Life sciences students win awards at regional symposium
Two participants in Virginia Tech’s Post Baccalaureate Research and Education Program and Initiative for Maximizing Student Development received awards at the Second Annual Mid-Atlantic symposium in May at the University of North Carolina at Chapel Hill.
The programs are supported by the National Institutes of Health.
Stephanie “Nikki” Lewis, of Newport News, Virginia, a postdoctoral associate in the College of Science, graduated from Virginia Tech with a Ph.D. in genetics, bioinformatics, and computational biology in 2013.
She received the Distinguished Mid-Atlantic Alumni Award. After receiving a bachelor’s degree in biology from Christopher Newport University, Lewis started at Virginia Tech in 2007, working with David Bevan, a professor of biochemistry in the College of Agriculture and Life Sciences and a Fralin Life Science Institute affiliate.
She currently works with the inVenTs living-learning communities directed by Jill Sible, a professor of biological sciences and assistant provost for undergraduate education; Bevlee Watford, an associate dean in the College of Engineering and director of the Center for the Enhancement of Engineering Diversity; and Susan Arnold-Christian, assistant director of the center.
Kevin Hughes of Las Vegas received a bachelor’s degree in biology from Simpson College in 2013 and received an award at the event for his poster, “Identification of an interplay between kinetochore attachment and spindle organization.”

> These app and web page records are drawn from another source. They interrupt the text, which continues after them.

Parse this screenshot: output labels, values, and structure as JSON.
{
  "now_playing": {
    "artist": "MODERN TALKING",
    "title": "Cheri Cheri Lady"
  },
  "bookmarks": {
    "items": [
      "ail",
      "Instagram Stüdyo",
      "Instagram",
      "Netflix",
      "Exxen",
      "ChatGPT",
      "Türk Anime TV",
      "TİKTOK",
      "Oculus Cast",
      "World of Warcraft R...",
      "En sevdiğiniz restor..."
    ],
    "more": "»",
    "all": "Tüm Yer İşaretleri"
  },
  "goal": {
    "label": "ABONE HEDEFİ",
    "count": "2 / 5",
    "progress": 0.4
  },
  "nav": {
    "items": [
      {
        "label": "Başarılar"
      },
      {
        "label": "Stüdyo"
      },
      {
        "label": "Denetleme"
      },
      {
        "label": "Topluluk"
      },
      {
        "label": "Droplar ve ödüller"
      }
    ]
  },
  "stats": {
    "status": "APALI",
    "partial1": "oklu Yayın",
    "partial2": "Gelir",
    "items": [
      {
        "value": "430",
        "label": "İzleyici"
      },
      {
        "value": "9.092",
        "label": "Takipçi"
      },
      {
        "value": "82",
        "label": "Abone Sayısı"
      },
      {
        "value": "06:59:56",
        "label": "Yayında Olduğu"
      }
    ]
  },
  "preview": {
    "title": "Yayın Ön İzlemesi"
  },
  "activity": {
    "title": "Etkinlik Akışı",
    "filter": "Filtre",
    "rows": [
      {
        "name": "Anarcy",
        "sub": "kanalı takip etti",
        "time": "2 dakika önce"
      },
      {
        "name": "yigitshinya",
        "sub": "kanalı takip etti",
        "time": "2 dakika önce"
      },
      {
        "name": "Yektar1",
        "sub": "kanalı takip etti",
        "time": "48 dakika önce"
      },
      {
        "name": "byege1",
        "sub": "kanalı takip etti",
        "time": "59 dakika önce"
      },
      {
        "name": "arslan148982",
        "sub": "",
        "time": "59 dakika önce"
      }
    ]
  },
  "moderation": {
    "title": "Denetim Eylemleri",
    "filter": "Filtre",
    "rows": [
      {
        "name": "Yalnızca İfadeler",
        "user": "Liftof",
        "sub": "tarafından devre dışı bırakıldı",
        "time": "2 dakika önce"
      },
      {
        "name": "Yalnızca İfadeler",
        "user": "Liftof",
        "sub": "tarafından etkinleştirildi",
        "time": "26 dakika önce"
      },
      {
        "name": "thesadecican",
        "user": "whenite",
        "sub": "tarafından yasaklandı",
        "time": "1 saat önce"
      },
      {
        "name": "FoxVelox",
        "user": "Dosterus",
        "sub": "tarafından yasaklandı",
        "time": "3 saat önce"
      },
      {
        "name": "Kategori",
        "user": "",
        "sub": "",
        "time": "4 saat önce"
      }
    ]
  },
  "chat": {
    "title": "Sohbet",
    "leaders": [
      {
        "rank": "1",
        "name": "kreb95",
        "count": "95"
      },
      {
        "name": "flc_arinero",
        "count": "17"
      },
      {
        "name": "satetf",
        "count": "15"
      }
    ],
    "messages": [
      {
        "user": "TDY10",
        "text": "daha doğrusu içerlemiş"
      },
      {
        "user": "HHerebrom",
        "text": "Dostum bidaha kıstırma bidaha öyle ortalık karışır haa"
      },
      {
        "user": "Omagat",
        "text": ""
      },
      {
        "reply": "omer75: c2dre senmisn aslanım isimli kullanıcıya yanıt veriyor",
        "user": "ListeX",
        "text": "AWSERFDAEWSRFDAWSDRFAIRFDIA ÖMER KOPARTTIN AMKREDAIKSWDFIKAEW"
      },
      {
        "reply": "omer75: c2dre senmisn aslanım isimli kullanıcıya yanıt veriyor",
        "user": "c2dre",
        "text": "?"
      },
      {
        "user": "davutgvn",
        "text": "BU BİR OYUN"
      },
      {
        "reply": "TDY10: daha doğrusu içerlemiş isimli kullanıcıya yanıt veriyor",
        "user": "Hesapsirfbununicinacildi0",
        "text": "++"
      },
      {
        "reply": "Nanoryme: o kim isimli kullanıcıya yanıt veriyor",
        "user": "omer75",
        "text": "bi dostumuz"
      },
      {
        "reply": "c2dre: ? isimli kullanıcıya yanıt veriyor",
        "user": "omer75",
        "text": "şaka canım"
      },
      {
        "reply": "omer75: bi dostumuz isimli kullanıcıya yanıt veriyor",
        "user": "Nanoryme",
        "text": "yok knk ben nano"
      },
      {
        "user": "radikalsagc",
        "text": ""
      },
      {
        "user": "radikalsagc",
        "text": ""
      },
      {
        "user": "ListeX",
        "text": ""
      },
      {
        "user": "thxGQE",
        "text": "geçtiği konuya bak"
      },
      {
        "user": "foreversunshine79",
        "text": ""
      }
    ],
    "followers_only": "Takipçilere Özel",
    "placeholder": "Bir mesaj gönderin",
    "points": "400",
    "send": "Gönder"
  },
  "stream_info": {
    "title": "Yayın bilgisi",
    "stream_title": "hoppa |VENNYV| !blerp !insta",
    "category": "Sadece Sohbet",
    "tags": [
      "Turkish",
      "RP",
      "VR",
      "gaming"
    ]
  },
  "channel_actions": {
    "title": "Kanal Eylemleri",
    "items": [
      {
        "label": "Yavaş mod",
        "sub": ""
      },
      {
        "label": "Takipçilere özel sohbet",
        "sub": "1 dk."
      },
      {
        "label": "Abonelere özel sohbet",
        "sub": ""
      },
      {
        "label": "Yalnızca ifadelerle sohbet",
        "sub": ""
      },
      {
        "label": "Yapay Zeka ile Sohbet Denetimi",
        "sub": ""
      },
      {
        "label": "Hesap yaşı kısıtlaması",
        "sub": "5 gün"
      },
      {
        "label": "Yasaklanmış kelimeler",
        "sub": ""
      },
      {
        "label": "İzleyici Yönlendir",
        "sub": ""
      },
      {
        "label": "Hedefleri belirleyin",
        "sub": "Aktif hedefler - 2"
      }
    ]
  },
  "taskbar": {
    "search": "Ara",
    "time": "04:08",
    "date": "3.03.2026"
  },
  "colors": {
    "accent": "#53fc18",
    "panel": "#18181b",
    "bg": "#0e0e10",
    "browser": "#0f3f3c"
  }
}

Hughes currently works in the laboratory of Daniela Cimini, an associate professor of biological sciences in the College of Science and a Fralin Life Science Institute affiliate. In August, Hughes will begin a Ph.D. in molecular, cellular, developmental biology and genetics at Yale University.
Fifteen scholars and faculty from Virginia Tech attended the symposium, which is the brainchild of several Virginia Tech faculty, including Bevan; Dennis Dean, director of the Fralin Life Science Institute; Anne McNabb, a professor emerita of biological sciences and associate dean emerita of the graduate school; Ed Smith, a professor of animal and poultry sciences in the College of Agriculture and Life Sciences; and Eric Wong, a professor of animal and poultry sciences in the College of Agriculture and Life Sciences.
“Since the first cohort in 2003 and after two competitive renewals, our scholars have embraced our community-based training program to acquire lifelong skills and habits needed to succeed in pursuing the Ph.D. and a career in the biomedical sciences,” said Smith. “We’re very proud that our students were recognized for their hard work at the symposium.”
The Virginia Tech Post Baccalaureate Research and Education program is a 12-month program that seeks to provide individualized mentoring and a supportive learning environment to post-baccalaureate students from historically underrepresented groups interested in pursuing a Ph.D. and a research career in biomedical and behavioral sciences and engineering.
Started in 2003 with funding from the NIH and now co-directed by Wong and Smith, the program has produced 15 doctoral, one doctor of medicine, and 10 master’s degree recipients.
The Virginia Tech Initiative for Maximizing Student Development Program, is a four-to-five-year training program with two years of funding from NIH that uses developmental and experiential learning activities to support doctoral as well as undergraduate students from historically underrepresented groups who want to pursue a Ph.D. and a research career in biomedical or behavioral fields in science or engineering.
Started in 2007 with funding from the National Institutes of Health and now co-directed by Smith and Bevan, the program has produced nine doctoral and two master’s degree recipients.